Today was the last day of Hong Kong stock exchange’s two hour midday-trading break before being cut to 90 minutes from March 7. The morning session will end at 12 p.m. and resume at 1:30 p.m. local time.
Li & Fung rose 4.4 percent to HK$45.55 after U.S. reported positive economic data. Yue Yuen jumped 4.5 percent to HK$25.70. Foxconn International Holdings Ltd., a maker of mobile-phones that earns 16 percent of its revenue in America, gained 1.5 percent to HK$5.52.
U.S. Jobless Claims

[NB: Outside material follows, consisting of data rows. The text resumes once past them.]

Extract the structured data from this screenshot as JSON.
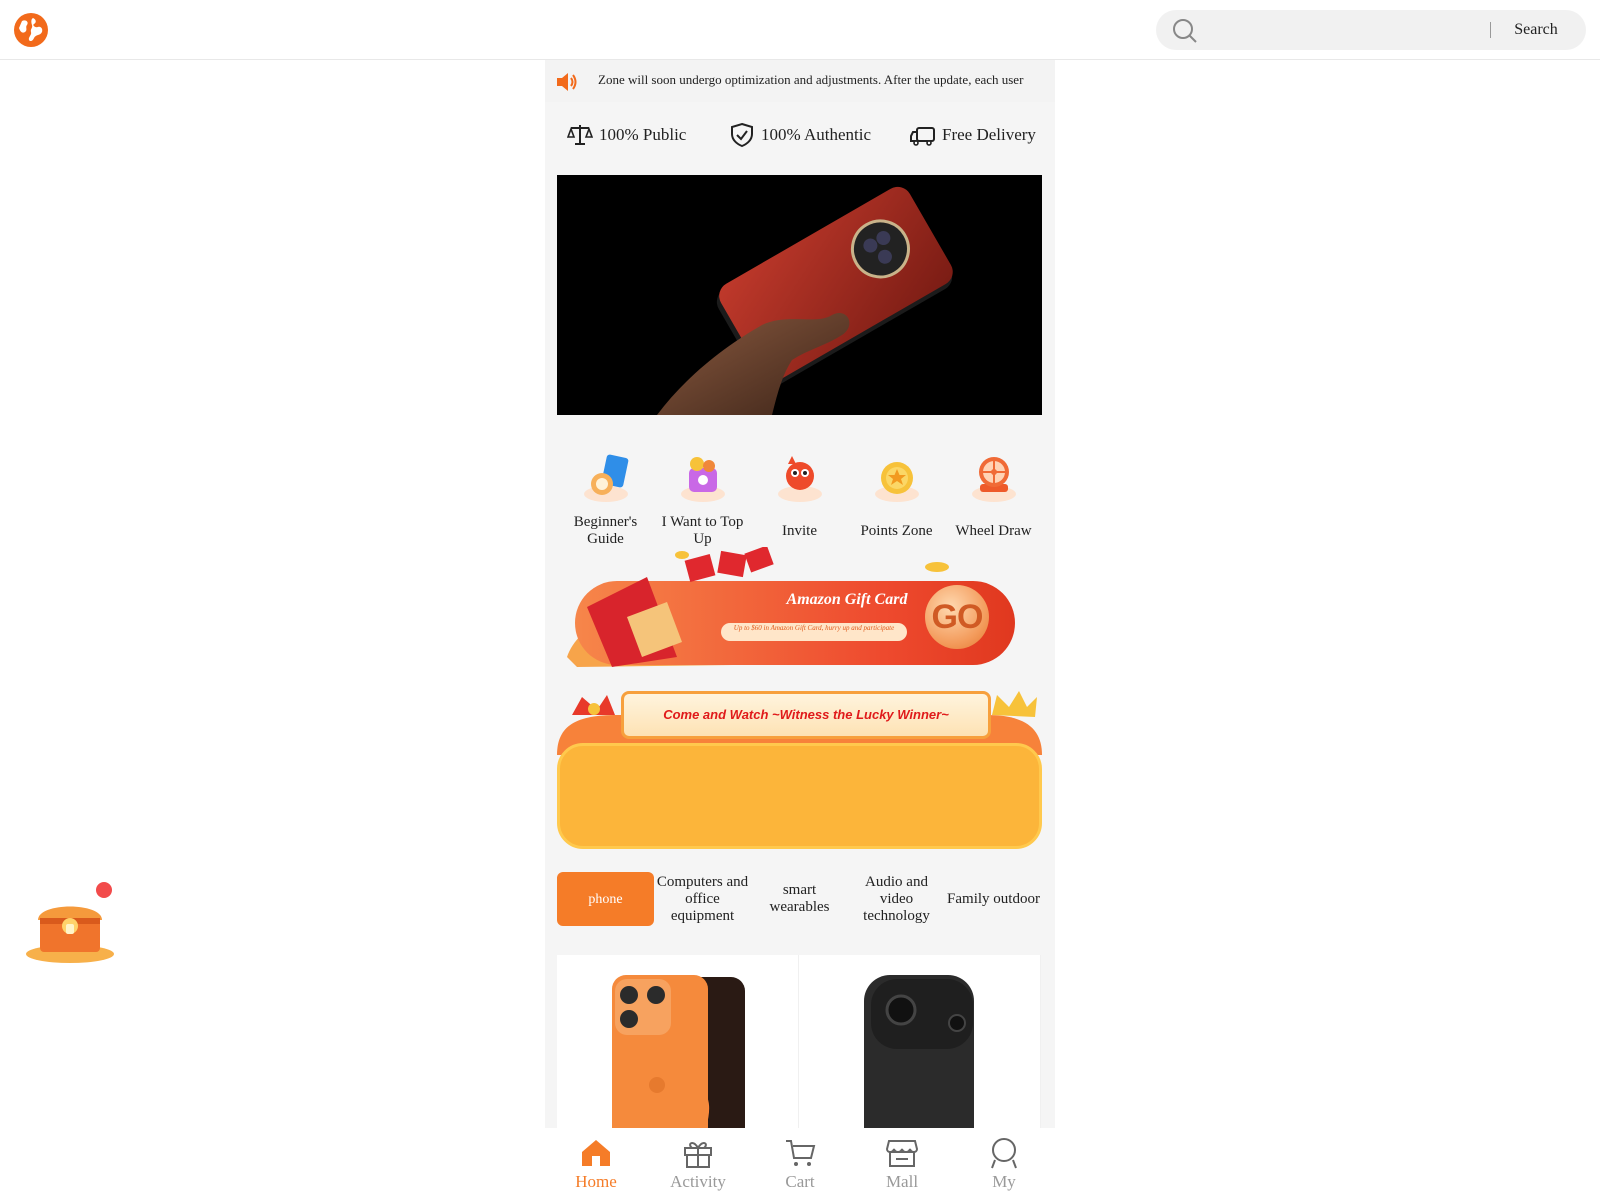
{
  "header": {
    "logo_icon": "globe-icon",
    "search": {
      "placeholder": "",
      "button_label": "Search"
    }
  },
  "notice": {
    "icon": "speaker-icon",
    "text": "Zone will soon undergo optimization and adjustments. After the update, each user"
  },
  "features": [
    {
      "icon": "scale-icon",
      "label": "100% Public"
    },
    {
      "icon": "shield-check-icon",
      "label": "100% Authentic"
    },
    {
      "icon": "truck-icon",
      "label": "Free Delivery"
    }
  ],
  "quick_links": [
    {
      "icon": "guide-book-icon",
      "label": "Beginner's Guide"
    },
    {
      "icon": "top-up-icon",
      "label": "I Want to Top Up"
    },
    {
      "icon": "invite-icon",
      "label": "Invite"
    },
    {
      "icon": "points-coin-icon",
      "label": "Points Zone"
    },
    {
      "icon": "wheel-icon",
      "label": "Wheel Draw"
    }
  ],
  "gift_banner": {
    "title": "Amazon Gift Card",
    "subtitle": "Up to $60 in Amazon Gift Card, hurry up and participate",
    "go_label": "GO"
  },
  "winner_panel": {
    "title": "Come and Watch ~Witness the Lucky Winner~"
  },
  "categories": [
    {
      "label": "phone",
      "active": true
    },
    {
      "label": "Computers and office equipment",
      "active": false
    },
    {
      "label": "smart wearables",
      "active": false
    },
    {
      "label": "Audio and video technology",
      "active": false
    },
    {
      "label": "Family outdoor",
      "active": false
    }
  ],
  "tabbar": [
    {
      "icon": "home-icon",
      "label": "Home",
      "active": true
    },
    {
      "icon": "gift-icon",
      "label": "Activity",
      "active": false
    },
    {
      "icon": "cart-icon",
      "label": "Cart",
      "active": false
    },
    {
      "icon": "store-icon",
      "label": "Mall",
      "active": false
    },
    {
      "icon": "user-icon",
      "label": "My",
      "active": false
    }
  ],
  "colors": {
    "accent": "#f57c28",
    "winner_bg": "#fcb53a",
    "badge_red": "#f24b4b"
  }
}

The Standard & Poor’s 500 Index climbed 1.7 percent yesterday in New York, the biggest advance in three months, after the Labor Department said applications for unemployment benefits fell by 20,000 to 368,000 in the week ended Feb. 26. Economists had forecast a gain to 395,000. The total number of Americans receiving unemployment benefits fell to the lowest level since October 2008.
In a separate report, the Institute for Supply Management’s index of non-manufacturing businesses rose to 59.7, the highest level since August 2005. Economists had forecast a drop to 59.3. A reading above 50 signals growth in the service sector.

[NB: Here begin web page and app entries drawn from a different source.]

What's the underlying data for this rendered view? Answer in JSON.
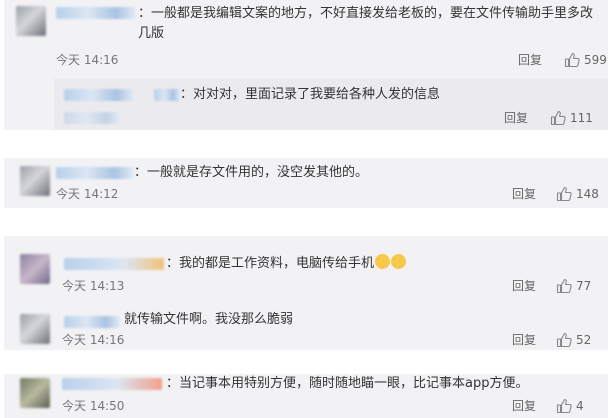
{
  "colors": {
    "card": "#f2f2f5",
    "subcard": "#ebebef",
    "username": "#a9c3e2"
  },
  "comments": [
    {
      "text": "：一般都是我编辑文案的地方，不好直接发给老板的，要在文件传输助手里多改几版",
      "time": "今天 14:16",
      "reply": "回复",
      "likes": "599",
      "sub": {
        "text": "：对对对，里面记录了我要给各种人发的信息",
        "reply": "回复",
        "likes": "111"
      }
    },
    {
      "text": "：一般就是存文件用的，没空发其他的。",
      "time": "今天 14:12",
      "reply": "回复",
      "likes": "148"
    },
    {
      "text": "：我的都是工作资料，电脑传给手机",
      "time": "今天 14:13",
      "reply": "回复",
      "likes": "77"
    },
    {
      "text": "就传输文件啊。我没那么脆弱",
      "time": "今天 14:16",
      "reply": "回复",
      "likes": "52"
    },
    {
      "text": "：当记事本用特别方便，随时随地瞄一眼，比记事本app方便。",
      "time": "今天 14:50",
      "reply": "回复",
      "likes": "4"
    }
  ]
}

The Hang Seng rose 1.6 percent this year, as corporate earnings eased concern surging oil prices and tensions in the Middle East will derail global economic growth. Shares in the gauge traded at an average 12.7 times estimated earnings yesterday, according to data compiled by Bloomberg.
Hutchison Telecommunications jumped 3.2 percent to HK$2.89 after saying it won a bid for radio spectrum to provide mobile-telecommunication services in Hong Kong for 15 years. The carrier will pay a one-off use fee of HK$1.08 billion ($139 million) and an estimated HK$62 million aggregate annual license fee, it said.
China Life Insurance Co., the nation’s biggest insurer, increased 2.6 percent to HK$30.15 after its Chairman Yang Chao said he expects business this year to be better than in 2010. The company is in talks with the insurance regulator to obtain permission to invest in affordable housing, Yang said.
Maanshan Iron & Steel Co. jumped 5.8 percent to HK$4.22 after Shanghai Securities News reported the company will benefit from increasing production of China’s high-speed rail wheels. High-speed rail wheels sell for 60,000 yuan ($9,137) a ton, compared with 8,000 yuan to 9,000 yuan a ton for ordinary train wheels, Shanghai Securities News reported today, without citing anyone.
Futures on the Hang Seng Index rose 1.4 percent to 23,319. The HSI Volatility Index, the benchmark gauge for Hong Kong stock options, rose 1.1 percent to 19.04, indicating options traders expect a swing of 5.5 percent in the Hang Seng Index in the next 30 days.